Conversation: It is important not to get to the point too quickly. Costa Ricans expect even business conversations to open with personal information and “small talk” including asking how they have been and about their families, especially if they have children.
An increasing number of Costa Ricans, particularly in business, are bilingual. However, knowledge of Spanish and some important moments in national history are viewed very positively.
Meetings and Negotiations: Relationships ” whom you know or are connected with ” are a key element in negotiations. In general, business negotiations proceed slower than within the North American culture, and a direct approach may not be viewed as favorably as one that is more indirect and political. Impatience is widely viewed as a weakness and can sometimes lower credibility.
Doing Business in Costa Rica, 2019, Doing Business World Bank
Embassy of Costa Rica, Washington, DC
United States Embassy, San Jose, Costa Rica
This information is provided by ABC-Amega Inc. Providing international receivable management and debt collection services for exporters to more than 200 countries including Costa Rica. For further information, contact [email protected].
This report represents a compilation of information from a wide variety of reputable sources.
Economic Indicators: Variety of sources including the CIA World Factbook, Coface Country Rating, Economist Country Briefings, Federation of International Trade Associations (FITA) Country Profiles.

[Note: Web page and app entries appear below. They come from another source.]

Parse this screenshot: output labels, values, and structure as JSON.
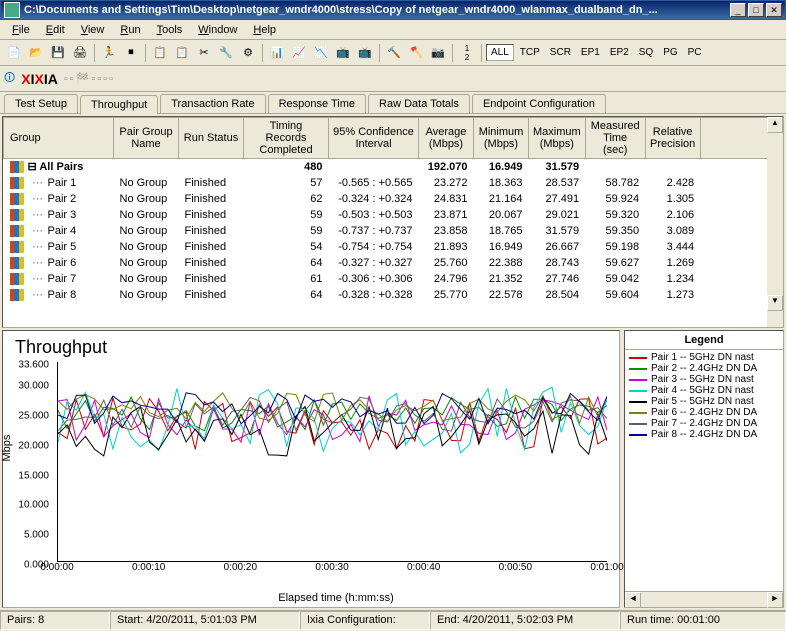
{
  "window": {
    "title": "C:\\Documents and Settings\\Tim\\Desktop\\netgear_wndr4000\\stress\\Copy of netgear_wndr4000_wlanmax_dualband_dn_..."
  },
  "menu": [
    "File",
    "Edit",
    "View",
    "Run",
    "Tools",
    "Window",
    "Help"
  ],
  "toolbar_text": [
    "ALL",
    "TCP",
    "SCR",
    "EP1",
    "EP2",
    "SQ",
    "PG",
    "PC"
  ],
  "tabs": [
    "Test Setup",
    "Throughput",
    "Transaction Rate",
    "Response Time",
    "Raw Data Totals",
    "Endpoint Configuration"
  ],
  "active_tab": 1,
  "table": {
    "headers": [
      "Group",
      "Pair Group Name",
      "Run Status",
      "Timing Records Completed",
      "95% Confidence Interval",
      "Average (Mbps)",
      "Minimum (Mbps)",
      "Maximum (Mbps)",
      "Measured Time (sec)",
      "Relative Precision"
    ],
    "all_pairs_label": "All Pairs",
    "all_pairs": {
      "completed": "480",
      "avg": "192.070",
      "min": "16.949",
      "max": "31.579"
    },
    "rows": [
      {
        "pair": "Pair 1",
        "group": "No Group",
        "status": "Finished",
        "completed": "57",
        "ci": "-0.565 : +0.565",
        "avg": "23.272",
        "min": "18.363",
        "max": "28.537",
        "time": "58.782",
        "prec": "2.428"
      },
      {
        "pair": "Pair 2",
        "group": "No Group",
        "status": "Finished",
        "completed": "62",
        "ci": "-0.324 : +0.324",
        "avg": "24.831",
        "min": "21.164",
        "max": "27.491",
        "time": "59.924",
        "prec": "1.305"
      },
      {
        "pair": "Pair 3",
        "group": "No Group",
        "status": "Finished",
        "completed": "59",
        "ci": "-0.503 : +0.503",
        "avg": "23.871",
        "min": "20.067",
        "max": "29.021",
        "time": "59.320",
        "prec": "2.106"
      },
      {
        "pair": "Pair 4",
        "group": "No Group",
        "status": "Finished",
        "completed": "59",
        "ci": "-0.737 : +0.737",
        "avg": "23.858",
        "min": "18.765",
        "max": "31.579",
        "time": "59.350",
        "prec": "3.089"
      },
      {
        "pair": "Pair 5",
        "group": "No Group",
        "status": "Finished",
        "completed": "54",
        "ci": "-0.754 : +0.754",
        "avg": "21.893",
        "min": "16.949",
        "max": "26.667",
        "time": "59.198",
        "prec": "3.444"
      },
      {
        "pair": "Pair 6",
        "group": "No Group",
        "status": "Finished",
        "completed": "64",
        "ci": "-0.327 : +0.327",
        "avg": "25.760",
        "min": "22.388",
        "max": "28.743",
        "time": "59.627",
        "prec": "1.269"
      },
      {
        "pair": "Pair 7",
        "group": "No Group",
        "status": "Finished",
        "completed": "61",
        "ci": "-0.306 : +0.306",
        "avg": "24.796",
        "min": "21.352",
        "max": "27.746",
        "time": "59.042",
        "prec": "1.234"
      },
      {
        "pair": "Pair 8",
        "group": "No Group",
        "status": "Finished",
        "completed": "64",
        "ci": "-0.328 : +0.328",
        "avg": "25.770",
        "min": "22.578",
        "max": "28.504",
        "time": "59.604",
        "prec": "1.273"
      }
    ]
  },
  "chart_data": {
    "type": "line",
    "title": "Throughput",
    "ylabel": "Mbps",
    "xlabel": "Elapsed time (h:mm:ss)",
    "ylim": [
      0,
      33.6
    ],
    "y_ticks": [
      "0.000",
      "5.000",
      "10.000",
      "15.000",
      "20.000",
      "25.000",
      "30.000",
      "33.600"
    ],
    "x_ticks": [
      "0:00:00",
      "0:00:10",
      "0:00:20",
      "0:00:30",
      "0:00:40",
      "0:00:50",
      "0:01:00"
    ],
    "series": [
      {
        "name": "Pair 1 -- 5GHz DN nast",
        "color": "#d00000"
      },
      {
        "name": "Pair 2 -- 2.4GHz DN DA",
        "color": "#009000"
      },
      {
        "name": "Pair 3 -- 5GHz DN nast",
        "color": "#d000d0"
      },
      {
        "name": "Pair 4 -- 5GHz DN nast",
        "color": "#00d0d0"
      },
      {
        "name": "Pair 5 -- 5GHz DN nast",
        "color": "#000000"
      },
      {
        "name": "Pair 6 -- 2.4GHz DN DA",
        "color": "#808000"
      },
      {
        "name": "Pair 7 -- 2.4GHz DN DA",
        "color": "#606060"
      },
      {
        "name": "Pair 8 -- 2.4GHz DN DA",
        "color": "#000080"
      }
    ]
  },
  "legend_title": "Legend",
  "status": {
    "pairs": "Pairs: 8",
    "start": "Start: 4/20/2011, 5:01:03 PM",
    "ixia": "Ixia Configuration:",
    "end": "End: 4/20/2011, 5:02:03 PM",
    "runtime": "Run time: 00:01:00"
  }
}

Information on credit terms and the probability of prompt payment are provided, with permission, from Overseas Press and Consultants (OP&C) as published in IOMA’s Report in “Managing Credit, Receivables & Collections.”.
Historical Exchange Rates: OANDA.com The Currency Site.